(Activity)
Return the lines below that contain "this".

(Data for analysis)
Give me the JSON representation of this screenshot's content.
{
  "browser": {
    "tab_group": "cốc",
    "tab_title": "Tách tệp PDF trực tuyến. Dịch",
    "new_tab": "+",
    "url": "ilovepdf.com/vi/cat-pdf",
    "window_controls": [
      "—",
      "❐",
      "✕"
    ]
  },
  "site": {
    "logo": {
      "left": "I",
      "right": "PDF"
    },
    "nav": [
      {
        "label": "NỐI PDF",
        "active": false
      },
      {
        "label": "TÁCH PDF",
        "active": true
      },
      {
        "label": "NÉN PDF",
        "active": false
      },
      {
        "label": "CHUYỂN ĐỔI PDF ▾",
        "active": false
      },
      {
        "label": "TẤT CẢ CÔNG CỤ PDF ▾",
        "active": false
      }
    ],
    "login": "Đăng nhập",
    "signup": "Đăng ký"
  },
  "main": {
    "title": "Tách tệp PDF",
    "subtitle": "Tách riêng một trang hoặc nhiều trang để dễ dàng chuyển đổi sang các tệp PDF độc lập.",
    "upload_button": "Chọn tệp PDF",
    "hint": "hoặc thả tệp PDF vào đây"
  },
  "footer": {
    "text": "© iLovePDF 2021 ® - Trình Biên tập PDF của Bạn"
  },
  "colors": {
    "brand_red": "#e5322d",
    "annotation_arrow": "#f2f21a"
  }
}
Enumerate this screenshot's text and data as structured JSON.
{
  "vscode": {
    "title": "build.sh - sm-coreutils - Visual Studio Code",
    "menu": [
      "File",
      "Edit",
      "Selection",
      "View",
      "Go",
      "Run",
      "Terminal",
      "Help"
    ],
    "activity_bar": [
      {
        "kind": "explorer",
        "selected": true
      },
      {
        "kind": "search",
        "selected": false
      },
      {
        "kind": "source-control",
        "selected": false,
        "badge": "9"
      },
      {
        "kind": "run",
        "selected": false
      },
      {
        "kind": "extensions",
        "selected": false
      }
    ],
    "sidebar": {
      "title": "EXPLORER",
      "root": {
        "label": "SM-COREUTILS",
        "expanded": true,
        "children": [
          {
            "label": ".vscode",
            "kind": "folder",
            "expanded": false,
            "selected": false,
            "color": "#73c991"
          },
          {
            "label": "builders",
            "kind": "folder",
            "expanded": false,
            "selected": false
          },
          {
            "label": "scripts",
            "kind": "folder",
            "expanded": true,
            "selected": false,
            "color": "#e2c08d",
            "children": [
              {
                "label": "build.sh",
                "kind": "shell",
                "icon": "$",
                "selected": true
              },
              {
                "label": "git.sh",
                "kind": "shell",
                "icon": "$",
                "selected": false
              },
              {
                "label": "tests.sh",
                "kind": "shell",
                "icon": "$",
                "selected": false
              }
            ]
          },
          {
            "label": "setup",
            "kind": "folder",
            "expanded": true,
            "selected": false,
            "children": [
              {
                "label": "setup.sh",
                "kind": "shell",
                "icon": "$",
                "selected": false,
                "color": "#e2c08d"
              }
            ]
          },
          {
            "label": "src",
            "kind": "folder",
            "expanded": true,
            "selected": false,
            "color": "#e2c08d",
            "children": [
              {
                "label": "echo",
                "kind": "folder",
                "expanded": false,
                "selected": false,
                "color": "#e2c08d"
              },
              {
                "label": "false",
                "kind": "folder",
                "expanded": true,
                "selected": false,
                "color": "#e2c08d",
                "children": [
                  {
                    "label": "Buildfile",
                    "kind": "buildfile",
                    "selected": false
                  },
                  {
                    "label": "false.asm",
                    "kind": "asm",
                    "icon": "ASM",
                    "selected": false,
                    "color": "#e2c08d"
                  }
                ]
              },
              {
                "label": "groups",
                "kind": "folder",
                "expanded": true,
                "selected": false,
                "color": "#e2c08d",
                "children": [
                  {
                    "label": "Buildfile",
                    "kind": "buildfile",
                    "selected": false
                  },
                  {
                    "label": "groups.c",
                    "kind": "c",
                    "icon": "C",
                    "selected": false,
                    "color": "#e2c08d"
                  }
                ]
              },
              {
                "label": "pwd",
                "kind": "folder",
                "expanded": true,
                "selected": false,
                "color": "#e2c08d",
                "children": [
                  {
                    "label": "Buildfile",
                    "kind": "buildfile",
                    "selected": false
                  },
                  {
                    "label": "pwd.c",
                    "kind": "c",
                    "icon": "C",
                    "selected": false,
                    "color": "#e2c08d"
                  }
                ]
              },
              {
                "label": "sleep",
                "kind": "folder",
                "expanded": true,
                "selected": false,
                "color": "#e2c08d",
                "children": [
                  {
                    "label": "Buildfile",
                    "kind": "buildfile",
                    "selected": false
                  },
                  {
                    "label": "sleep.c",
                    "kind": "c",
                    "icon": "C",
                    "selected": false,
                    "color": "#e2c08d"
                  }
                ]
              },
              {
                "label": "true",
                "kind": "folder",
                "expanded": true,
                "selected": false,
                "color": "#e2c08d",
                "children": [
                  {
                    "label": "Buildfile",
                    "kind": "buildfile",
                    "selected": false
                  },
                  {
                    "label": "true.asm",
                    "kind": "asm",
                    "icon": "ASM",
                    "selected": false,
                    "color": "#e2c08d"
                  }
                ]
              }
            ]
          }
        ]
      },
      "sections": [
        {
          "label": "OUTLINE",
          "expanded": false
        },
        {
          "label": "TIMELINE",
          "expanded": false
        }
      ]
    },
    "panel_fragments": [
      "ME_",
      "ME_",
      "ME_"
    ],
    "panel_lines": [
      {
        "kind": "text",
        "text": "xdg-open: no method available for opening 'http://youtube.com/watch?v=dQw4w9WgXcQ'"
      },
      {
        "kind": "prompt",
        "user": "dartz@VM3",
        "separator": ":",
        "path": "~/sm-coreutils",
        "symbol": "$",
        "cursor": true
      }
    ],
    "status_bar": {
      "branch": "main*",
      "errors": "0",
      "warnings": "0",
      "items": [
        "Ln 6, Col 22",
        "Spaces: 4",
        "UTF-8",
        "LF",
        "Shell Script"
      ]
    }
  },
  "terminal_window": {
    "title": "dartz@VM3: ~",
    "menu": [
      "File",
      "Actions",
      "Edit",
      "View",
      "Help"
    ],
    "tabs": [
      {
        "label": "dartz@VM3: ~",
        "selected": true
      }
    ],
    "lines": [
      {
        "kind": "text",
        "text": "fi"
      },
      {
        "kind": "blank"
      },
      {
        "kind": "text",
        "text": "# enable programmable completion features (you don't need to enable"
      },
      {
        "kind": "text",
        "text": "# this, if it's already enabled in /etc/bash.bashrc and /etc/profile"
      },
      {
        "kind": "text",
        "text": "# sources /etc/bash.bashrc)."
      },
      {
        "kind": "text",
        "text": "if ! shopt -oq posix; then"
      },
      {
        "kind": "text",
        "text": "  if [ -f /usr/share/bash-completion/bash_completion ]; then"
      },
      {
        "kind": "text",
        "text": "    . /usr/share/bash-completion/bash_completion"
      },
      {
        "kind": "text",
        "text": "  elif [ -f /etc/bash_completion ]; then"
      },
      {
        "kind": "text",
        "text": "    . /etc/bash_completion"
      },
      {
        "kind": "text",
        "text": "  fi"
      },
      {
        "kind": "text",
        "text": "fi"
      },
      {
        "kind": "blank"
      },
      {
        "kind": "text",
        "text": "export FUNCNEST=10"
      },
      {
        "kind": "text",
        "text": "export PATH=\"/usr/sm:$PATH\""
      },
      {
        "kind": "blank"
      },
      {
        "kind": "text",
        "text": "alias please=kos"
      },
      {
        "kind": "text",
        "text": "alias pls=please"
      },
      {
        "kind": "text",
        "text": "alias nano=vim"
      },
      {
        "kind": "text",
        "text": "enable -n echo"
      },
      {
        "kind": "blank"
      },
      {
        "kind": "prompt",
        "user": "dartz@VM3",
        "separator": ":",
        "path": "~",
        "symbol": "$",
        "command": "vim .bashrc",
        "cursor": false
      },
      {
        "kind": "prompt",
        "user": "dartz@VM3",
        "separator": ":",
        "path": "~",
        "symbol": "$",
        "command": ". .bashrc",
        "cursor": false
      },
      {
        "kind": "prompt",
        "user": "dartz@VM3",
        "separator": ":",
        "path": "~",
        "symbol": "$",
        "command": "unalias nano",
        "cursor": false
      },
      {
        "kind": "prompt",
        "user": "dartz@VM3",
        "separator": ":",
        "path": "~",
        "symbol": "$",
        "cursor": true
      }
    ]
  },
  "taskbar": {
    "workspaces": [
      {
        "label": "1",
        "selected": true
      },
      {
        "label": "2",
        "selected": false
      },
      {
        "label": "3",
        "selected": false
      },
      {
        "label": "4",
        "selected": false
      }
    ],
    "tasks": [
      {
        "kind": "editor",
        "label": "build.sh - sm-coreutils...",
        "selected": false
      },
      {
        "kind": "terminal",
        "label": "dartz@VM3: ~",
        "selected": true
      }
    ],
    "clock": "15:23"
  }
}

(Expected output)
Give me the JSON representation of this screenshot's content.
Enumerate this screenshot's text and data as structured JSON.
        "text": "# this, if it's already enabled in /etc/bash.bashrc and /etc/profile"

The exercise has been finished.